I am sure this question has cropped up before, and although I have looked around for a suitable answer, I have not found anything that helps.
In my JSF 2.0 application I have a couple of resources files. One is used to specify the paths and file names to files that are read from folders that outside the application, and one is used to initialize a number of variables. At the moment both resources files are in the same folder as the Java classes, as is usually the case.
For example I have code such as:
Which is all well and good, and works without any problems.
However, I need to deploy the war file on another server, and I want to make it easy to edit the properties files and not have them inside the war file. Is there an easy way of putting the properties files in an extenal directory, so that they can be edited, and at the same time my application can know where they are located?

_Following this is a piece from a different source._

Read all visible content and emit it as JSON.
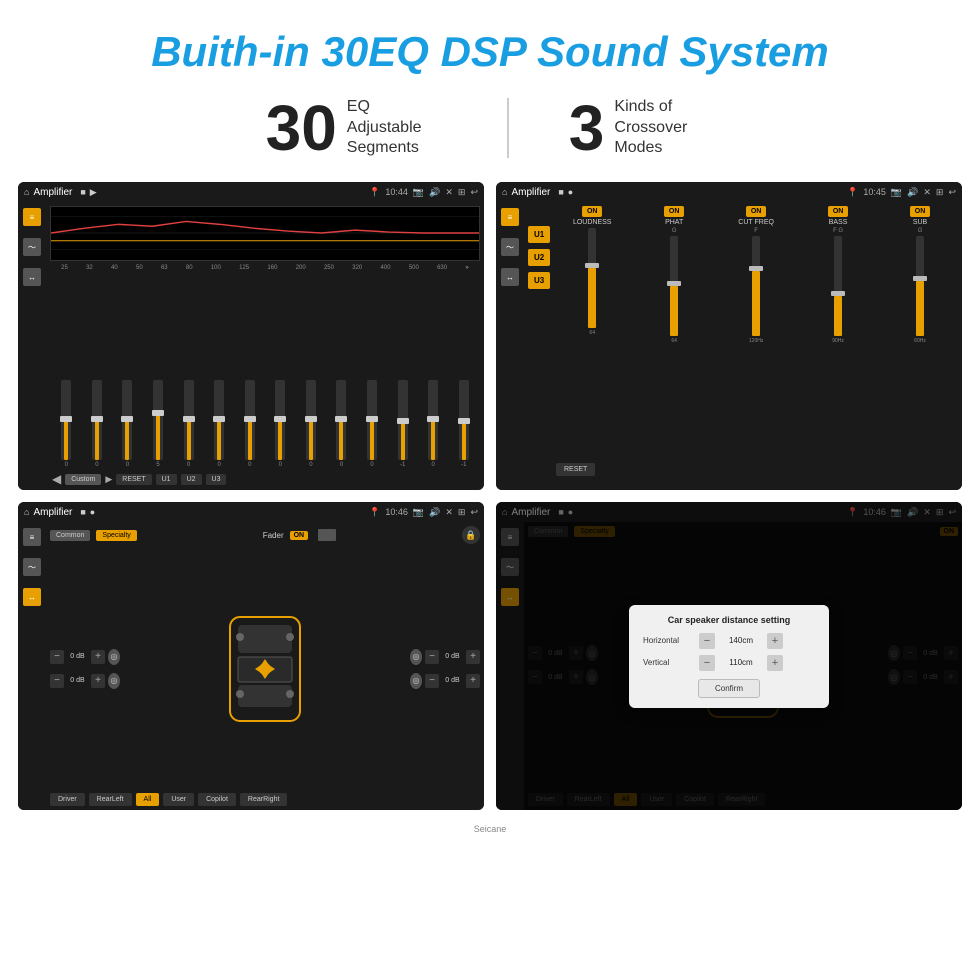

I am using the Glassfish server, but want to avoid, if possible, changing the server, and somehow make the application aware of where the properties files are.
Some advice would be most appreciated - many thanks in advance.
The whole resource bundle subsystem is basically interface-based, so you can select from a number of resource providers, including ones that you design yourself.
However, the easiest way to include resources from an externally-located file is to define the resource filename path as a web application resource and use JNDI to look it up. Once you have the filename path, you can use the regular bundle load-from-file mechanism.
For Tomcat, you would do this by adding a resource definition to the webapp's WEB-INF/web.xml file to define its nature and default value. Tomcat can then override the default in the webapp's Context element. Glassfish would use the web.xml part but employ a GlassFish-specific mechanism to set the override. I haven't worked with GlassFish recently enough to know specifically what that is (check with the appropriate Ranch forum if you need Glassfish help).
In the webapp, as part of the core initialization code, you'd do a JNDI lookup to get the value of the resource path. You'd get a JNDI context and use it as the control point to lookup something like "java:comp/env/myresources", where "myresources" is the name you defined in web.xml.
Customer surveys are for companies who didn't pay proper attention to begin with.
subject: Putting a resources file outside the application